Exercise brief:
Each line of the data that mentions the string "新しいテキスト" needs to be identified and copied.

Material for this exercise:
__________
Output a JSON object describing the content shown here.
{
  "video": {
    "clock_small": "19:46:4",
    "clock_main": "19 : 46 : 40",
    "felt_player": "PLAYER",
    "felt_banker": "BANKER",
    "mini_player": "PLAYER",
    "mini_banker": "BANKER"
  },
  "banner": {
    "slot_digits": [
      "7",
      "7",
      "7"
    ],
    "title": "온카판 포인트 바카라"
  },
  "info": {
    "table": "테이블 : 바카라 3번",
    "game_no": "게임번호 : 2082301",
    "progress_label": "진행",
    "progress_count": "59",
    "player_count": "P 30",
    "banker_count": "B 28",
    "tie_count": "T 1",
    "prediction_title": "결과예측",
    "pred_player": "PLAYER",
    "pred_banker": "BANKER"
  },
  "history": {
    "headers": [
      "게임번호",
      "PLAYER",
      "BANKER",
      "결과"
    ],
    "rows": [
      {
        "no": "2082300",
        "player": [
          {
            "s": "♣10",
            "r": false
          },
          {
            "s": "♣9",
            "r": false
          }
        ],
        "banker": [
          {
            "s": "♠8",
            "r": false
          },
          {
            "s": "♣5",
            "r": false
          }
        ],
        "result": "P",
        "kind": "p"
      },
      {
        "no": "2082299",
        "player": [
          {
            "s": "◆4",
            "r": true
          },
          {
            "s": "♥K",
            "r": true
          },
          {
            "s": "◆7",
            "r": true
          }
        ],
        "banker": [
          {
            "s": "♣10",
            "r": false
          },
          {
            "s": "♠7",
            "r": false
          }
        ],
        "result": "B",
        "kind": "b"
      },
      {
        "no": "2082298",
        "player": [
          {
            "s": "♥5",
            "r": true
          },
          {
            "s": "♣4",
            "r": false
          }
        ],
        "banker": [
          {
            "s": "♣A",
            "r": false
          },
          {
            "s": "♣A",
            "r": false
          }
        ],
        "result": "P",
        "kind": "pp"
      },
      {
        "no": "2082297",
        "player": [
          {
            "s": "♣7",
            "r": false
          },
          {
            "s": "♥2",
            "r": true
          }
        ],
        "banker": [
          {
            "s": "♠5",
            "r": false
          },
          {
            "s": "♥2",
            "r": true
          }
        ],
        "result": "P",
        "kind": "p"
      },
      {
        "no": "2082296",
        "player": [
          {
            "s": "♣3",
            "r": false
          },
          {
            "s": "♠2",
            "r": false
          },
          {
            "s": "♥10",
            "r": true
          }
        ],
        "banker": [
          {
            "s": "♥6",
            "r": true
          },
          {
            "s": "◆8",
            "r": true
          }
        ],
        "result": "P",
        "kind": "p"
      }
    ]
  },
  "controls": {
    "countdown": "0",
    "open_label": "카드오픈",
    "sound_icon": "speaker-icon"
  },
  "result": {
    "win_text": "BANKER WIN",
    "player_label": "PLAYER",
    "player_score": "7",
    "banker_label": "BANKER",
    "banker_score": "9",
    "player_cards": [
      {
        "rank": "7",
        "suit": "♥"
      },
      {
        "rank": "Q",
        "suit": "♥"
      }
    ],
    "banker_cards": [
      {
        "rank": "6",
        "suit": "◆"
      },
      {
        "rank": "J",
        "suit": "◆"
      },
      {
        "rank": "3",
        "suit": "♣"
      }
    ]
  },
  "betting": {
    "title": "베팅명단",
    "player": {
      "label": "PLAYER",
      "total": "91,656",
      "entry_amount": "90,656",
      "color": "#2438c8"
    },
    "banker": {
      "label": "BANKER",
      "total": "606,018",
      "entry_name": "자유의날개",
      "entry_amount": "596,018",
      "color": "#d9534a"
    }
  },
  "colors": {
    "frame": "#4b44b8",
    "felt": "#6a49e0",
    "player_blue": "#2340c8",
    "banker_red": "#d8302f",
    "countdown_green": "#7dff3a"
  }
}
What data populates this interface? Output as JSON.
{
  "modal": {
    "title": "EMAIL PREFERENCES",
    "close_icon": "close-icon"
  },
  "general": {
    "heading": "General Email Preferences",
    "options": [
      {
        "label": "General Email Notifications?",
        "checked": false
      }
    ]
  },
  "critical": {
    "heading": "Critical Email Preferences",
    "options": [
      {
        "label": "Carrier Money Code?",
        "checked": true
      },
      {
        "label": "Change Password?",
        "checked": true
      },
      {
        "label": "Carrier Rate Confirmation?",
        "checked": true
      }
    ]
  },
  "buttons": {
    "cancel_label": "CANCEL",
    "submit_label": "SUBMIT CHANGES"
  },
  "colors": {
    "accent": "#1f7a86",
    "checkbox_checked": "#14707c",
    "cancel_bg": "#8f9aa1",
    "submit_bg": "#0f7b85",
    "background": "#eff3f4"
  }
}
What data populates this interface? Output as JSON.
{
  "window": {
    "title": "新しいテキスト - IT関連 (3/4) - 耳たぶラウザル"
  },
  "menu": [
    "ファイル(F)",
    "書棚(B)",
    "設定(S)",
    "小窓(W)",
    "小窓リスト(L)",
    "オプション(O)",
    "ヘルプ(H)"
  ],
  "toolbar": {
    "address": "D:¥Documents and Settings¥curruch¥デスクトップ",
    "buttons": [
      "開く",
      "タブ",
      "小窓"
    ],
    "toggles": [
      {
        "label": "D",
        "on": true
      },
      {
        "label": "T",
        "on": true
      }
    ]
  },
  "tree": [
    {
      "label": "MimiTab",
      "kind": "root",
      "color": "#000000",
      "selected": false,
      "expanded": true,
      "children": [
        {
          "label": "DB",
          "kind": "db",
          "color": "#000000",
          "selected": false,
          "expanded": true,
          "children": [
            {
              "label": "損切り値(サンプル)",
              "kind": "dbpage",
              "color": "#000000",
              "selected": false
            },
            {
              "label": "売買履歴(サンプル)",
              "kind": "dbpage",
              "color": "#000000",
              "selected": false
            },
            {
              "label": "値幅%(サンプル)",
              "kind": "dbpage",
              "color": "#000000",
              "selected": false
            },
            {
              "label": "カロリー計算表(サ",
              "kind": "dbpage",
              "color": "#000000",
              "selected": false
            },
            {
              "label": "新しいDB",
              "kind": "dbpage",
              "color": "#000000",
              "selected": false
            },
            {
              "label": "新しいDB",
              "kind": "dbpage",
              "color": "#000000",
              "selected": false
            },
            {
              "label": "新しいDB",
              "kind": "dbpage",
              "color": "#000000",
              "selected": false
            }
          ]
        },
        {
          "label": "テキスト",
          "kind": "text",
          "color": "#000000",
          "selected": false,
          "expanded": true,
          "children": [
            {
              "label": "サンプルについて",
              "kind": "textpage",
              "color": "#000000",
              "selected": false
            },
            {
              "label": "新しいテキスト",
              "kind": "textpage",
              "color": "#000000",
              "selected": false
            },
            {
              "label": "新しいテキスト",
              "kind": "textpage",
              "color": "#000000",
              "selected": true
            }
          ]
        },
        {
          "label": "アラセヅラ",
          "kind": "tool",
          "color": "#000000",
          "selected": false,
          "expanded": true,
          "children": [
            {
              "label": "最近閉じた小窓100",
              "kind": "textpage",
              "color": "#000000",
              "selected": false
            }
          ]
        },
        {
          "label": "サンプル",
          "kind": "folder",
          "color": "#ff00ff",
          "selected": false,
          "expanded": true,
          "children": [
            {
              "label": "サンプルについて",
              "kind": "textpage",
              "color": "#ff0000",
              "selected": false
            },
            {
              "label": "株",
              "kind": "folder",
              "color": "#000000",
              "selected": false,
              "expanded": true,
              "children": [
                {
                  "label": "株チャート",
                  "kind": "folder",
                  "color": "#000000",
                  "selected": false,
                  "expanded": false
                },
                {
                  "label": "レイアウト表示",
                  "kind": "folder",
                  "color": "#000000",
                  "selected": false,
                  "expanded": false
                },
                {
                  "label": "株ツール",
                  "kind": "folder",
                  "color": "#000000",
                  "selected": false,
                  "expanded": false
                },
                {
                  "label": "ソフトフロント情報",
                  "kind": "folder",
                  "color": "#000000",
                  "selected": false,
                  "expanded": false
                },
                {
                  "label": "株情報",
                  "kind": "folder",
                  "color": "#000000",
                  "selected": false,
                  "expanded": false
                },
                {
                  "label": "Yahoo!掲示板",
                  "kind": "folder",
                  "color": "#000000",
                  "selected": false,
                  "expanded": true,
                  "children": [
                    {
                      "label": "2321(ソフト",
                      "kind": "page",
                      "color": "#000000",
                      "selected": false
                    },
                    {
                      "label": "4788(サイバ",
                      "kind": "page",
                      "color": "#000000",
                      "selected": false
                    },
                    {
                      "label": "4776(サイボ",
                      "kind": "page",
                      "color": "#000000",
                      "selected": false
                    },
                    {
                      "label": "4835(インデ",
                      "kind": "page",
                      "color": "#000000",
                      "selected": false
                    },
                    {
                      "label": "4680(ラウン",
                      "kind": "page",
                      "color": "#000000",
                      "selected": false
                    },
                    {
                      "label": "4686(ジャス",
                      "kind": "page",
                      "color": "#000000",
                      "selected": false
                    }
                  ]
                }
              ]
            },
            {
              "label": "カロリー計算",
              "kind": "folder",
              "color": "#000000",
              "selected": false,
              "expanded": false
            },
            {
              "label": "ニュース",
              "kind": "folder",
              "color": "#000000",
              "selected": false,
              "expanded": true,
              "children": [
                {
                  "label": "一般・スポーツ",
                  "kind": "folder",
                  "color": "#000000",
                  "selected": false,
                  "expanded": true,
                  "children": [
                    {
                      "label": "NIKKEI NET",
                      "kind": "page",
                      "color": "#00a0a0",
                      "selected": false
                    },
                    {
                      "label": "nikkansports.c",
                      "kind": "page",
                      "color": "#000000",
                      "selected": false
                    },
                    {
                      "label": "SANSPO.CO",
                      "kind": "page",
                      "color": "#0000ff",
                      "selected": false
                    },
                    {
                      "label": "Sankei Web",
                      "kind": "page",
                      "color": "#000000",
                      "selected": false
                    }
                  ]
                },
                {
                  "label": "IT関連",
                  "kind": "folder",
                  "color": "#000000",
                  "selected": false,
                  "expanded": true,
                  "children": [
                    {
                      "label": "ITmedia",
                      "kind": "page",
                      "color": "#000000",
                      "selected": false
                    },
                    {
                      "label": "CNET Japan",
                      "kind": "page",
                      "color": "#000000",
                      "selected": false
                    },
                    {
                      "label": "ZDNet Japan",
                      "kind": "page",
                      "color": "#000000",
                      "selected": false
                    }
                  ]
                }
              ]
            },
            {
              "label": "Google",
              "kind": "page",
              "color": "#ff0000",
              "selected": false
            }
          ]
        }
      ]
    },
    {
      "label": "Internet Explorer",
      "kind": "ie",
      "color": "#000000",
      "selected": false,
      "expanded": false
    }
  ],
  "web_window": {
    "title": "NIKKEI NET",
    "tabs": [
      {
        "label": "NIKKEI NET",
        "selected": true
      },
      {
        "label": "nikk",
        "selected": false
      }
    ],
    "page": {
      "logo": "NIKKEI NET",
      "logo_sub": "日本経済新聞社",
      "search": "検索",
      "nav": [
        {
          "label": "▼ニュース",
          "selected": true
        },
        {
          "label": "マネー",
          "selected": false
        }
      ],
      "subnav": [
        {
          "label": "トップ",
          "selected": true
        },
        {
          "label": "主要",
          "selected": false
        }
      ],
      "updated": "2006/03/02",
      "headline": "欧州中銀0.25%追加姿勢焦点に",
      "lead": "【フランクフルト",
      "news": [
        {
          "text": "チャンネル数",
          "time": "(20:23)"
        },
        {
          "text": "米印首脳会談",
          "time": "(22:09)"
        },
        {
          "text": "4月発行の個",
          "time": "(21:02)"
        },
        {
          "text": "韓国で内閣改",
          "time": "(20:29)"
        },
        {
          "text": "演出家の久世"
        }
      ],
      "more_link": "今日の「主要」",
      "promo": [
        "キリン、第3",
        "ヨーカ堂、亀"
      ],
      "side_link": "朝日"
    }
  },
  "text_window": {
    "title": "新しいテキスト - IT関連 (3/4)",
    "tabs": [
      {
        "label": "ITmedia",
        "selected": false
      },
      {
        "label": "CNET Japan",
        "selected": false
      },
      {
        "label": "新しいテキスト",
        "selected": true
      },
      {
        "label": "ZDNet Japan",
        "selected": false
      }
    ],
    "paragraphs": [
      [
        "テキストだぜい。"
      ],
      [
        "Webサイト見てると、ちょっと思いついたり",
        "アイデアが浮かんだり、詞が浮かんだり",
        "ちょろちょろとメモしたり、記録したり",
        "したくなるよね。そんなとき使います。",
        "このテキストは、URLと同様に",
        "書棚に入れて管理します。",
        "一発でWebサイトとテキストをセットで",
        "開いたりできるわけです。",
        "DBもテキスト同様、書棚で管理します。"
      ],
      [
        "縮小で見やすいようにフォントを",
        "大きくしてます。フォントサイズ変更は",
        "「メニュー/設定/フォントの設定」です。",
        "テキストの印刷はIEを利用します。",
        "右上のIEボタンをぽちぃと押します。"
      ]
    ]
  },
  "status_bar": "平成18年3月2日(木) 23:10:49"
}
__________
Expected output:
    "title": "新しいテキスト - IT関連 (3/4) - 耳たぶラウザル"
              "label": "新しいテキスト",
              "label": "新しいテキスト",
    "title": "新しいテキスト - IT関連 (3/4)",
        "label": "新しいテキスト",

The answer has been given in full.